Top of DATASET CONTENT
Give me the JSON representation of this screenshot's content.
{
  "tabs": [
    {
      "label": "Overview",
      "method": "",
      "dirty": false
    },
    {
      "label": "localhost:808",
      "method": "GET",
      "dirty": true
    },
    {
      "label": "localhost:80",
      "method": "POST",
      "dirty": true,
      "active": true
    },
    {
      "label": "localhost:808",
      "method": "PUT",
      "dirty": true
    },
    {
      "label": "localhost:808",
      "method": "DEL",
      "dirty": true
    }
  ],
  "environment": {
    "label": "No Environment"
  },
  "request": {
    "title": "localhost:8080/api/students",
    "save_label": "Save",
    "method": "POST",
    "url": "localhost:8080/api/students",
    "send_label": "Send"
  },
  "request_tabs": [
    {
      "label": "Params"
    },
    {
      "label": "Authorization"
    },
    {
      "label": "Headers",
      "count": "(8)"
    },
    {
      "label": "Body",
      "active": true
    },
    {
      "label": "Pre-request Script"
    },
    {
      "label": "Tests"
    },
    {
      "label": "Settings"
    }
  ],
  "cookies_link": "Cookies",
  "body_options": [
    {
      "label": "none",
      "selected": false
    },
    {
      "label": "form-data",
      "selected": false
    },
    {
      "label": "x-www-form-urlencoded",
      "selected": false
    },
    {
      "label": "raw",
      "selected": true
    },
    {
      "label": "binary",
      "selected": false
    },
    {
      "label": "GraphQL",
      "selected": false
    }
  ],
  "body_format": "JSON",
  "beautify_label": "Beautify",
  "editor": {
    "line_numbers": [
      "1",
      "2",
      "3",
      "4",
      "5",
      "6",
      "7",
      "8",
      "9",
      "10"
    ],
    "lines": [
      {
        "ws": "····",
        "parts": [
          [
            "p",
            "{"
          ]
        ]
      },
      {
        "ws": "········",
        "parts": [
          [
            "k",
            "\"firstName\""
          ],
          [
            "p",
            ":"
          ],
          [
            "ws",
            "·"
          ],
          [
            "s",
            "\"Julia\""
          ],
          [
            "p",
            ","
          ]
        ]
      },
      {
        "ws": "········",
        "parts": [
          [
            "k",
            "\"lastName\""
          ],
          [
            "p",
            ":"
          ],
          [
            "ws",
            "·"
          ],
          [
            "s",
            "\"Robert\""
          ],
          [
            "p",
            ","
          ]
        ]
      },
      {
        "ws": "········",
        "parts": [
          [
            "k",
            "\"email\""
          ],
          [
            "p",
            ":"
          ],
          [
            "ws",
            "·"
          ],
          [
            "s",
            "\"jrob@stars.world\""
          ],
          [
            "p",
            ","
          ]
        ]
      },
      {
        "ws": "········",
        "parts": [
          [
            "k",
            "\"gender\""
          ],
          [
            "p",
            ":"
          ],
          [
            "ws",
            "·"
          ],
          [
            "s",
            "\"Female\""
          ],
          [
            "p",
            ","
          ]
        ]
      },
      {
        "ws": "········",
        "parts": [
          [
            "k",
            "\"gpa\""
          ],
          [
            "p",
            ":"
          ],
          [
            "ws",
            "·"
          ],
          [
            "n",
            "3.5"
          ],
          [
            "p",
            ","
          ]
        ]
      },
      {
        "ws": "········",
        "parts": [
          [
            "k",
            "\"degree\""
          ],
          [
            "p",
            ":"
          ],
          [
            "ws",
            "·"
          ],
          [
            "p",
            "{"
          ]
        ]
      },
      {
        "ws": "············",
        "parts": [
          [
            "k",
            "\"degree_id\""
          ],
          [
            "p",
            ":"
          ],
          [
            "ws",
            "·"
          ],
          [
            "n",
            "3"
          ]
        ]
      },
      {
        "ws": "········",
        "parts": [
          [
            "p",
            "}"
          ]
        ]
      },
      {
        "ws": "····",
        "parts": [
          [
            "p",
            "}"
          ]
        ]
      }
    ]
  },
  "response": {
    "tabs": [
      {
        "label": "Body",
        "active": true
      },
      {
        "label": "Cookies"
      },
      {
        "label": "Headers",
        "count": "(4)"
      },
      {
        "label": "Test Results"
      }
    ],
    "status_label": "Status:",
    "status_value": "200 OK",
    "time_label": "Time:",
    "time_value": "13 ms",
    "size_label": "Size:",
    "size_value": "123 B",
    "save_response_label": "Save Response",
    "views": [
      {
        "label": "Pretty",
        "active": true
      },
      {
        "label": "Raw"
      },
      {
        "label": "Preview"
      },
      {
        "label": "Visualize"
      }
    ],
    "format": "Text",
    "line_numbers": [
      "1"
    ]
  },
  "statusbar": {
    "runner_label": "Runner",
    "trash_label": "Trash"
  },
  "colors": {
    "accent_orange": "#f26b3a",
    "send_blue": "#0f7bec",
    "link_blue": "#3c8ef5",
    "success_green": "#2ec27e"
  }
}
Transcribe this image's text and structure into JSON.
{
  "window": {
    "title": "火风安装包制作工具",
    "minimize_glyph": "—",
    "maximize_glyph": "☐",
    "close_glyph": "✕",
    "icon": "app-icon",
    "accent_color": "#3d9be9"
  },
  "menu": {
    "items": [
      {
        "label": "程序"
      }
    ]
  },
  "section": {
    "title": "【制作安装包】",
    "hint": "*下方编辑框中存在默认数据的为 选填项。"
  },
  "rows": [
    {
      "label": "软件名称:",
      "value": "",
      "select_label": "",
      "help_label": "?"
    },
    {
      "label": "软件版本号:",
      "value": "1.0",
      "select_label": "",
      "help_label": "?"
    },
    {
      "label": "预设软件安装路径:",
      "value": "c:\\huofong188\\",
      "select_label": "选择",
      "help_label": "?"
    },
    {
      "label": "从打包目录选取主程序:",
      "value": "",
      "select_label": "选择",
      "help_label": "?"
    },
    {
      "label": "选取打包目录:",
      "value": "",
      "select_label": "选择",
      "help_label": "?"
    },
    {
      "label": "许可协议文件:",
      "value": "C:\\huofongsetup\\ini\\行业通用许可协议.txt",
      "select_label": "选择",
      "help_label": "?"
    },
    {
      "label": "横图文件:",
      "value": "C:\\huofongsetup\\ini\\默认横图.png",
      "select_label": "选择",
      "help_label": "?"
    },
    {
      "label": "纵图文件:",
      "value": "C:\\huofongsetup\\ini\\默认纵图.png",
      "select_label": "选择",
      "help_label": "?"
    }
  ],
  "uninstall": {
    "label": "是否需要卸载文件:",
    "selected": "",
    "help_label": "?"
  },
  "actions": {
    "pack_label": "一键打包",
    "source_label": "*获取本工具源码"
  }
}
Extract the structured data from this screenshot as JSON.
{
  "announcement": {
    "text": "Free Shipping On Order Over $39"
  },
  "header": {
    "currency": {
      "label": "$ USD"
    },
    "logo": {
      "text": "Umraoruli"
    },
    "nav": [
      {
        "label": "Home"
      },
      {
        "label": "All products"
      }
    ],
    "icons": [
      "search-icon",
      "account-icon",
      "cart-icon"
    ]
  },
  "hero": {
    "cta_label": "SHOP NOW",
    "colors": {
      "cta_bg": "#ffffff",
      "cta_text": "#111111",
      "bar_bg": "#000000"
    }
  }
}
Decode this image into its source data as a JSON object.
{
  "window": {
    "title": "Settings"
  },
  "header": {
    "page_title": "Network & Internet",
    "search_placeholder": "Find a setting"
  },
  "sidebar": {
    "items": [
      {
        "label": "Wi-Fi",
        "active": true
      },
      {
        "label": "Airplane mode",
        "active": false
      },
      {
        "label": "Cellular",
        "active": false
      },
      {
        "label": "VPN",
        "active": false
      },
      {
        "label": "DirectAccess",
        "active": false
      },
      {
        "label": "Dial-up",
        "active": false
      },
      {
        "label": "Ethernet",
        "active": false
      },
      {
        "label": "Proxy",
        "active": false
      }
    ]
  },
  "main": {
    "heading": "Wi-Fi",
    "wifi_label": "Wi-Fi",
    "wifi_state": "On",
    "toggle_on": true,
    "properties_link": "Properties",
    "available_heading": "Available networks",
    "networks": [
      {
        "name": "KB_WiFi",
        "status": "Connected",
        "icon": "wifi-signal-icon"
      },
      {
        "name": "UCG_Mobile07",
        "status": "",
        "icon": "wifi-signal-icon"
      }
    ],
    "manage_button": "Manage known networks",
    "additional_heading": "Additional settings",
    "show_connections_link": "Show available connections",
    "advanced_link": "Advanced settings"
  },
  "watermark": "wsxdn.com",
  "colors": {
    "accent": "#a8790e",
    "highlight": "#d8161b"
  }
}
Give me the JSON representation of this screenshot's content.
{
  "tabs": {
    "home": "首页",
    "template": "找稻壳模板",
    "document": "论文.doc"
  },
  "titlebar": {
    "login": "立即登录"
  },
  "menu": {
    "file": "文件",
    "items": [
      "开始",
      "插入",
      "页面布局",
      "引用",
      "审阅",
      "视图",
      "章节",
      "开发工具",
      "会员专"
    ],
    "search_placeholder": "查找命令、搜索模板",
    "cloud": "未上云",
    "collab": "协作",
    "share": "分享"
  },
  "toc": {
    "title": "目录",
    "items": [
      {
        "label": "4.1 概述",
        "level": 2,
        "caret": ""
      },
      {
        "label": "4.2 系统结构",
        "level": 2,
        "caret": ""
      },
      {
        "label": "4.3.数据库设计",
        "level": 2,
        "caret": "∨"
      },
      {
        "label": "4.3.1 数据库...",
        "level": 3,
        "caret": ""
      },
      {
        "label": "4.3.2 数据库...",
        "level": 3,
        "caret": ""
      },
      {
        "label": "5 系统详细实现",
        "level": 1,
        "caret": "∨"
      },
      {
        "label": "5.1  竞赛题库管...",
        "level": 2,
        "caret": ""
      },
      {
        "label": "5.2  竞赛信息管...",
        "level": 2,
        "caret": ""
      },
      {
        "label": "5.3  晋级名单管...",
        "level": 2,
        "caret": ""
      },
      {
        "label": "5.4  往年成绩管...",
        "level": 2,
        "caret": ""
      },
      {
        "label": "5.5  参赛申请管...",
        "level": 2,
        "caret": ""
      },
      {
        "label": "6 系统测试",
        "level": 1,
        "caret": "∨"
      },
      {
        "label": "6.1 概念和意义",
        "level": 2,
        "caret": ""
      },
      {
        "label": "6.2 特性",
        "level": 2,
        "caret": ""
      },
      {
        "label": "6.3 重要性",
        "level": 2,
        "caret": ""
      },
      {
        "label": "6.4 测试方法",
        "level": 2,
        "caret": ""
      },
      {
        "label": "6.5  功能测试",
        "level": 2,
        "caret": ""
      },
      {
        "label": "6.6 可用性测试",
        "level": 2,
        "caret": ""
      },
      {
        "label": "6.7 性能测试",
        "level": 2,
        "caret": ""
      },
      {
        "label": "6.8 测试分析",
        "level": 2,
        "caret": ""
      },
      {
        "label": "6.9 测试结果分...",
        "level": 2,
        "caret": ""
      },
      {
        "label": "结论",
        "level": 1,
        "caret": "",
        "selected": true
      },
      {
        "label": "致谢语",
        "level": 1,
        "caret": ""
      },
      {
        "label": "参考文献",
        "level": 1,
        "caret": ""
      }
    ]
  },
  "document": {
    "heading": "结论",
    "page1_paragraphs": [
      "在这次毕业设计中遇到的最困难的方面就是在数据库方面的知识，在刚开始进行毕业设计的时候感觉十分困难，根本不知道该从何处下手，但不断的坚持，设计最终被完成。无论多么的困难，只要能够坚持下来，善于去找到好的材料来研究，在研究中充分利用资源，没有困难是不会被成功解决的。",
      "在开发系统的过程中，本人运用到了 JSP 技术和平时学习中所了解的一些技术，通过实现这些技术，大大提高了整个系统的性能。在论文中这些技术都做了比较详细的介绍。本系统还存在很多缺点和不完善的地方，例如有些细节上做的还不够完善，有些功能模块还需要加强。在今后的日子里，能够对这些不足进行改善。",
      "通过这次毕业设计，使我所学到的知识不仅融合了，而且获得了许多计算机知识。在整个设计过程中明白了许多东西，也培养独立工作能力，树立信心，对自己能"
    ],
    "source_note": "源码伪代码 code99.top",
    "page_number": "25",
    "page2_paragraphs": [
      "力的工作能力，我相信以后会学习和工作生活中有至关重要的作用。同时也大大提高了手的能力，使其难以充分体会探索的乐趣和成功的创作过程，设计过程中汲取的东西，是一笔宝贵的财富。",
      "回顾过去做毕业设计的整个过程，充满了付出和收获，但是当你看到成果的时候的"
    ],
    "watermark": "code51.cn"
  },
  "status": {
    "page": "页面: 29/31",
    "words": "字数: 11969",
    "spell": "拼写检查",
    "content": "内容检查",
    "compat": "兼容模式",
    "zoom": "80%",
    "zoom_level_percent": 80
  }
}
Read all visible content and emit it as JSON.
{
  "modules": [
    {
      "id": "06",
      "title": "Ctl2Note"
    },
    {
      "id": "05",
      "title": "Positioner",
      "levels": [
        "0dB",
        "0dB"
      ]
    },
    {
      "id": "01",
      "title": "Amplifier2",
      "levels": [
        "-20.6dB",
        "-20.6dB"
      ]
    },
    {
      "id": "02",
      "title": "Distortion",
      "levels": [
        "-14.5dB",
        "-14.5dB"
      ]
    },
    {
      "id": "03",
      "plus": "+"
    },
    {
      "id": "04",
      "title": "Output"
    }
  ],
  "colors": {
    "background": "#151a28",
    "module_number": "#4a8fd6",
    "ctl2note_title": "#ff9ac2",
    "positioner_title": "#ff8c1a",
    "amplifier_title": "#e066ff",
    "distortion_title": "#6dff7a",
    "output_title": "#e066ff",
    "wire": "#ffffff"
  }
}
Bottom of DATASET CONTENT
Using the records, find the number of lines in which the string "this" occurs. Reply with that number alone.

5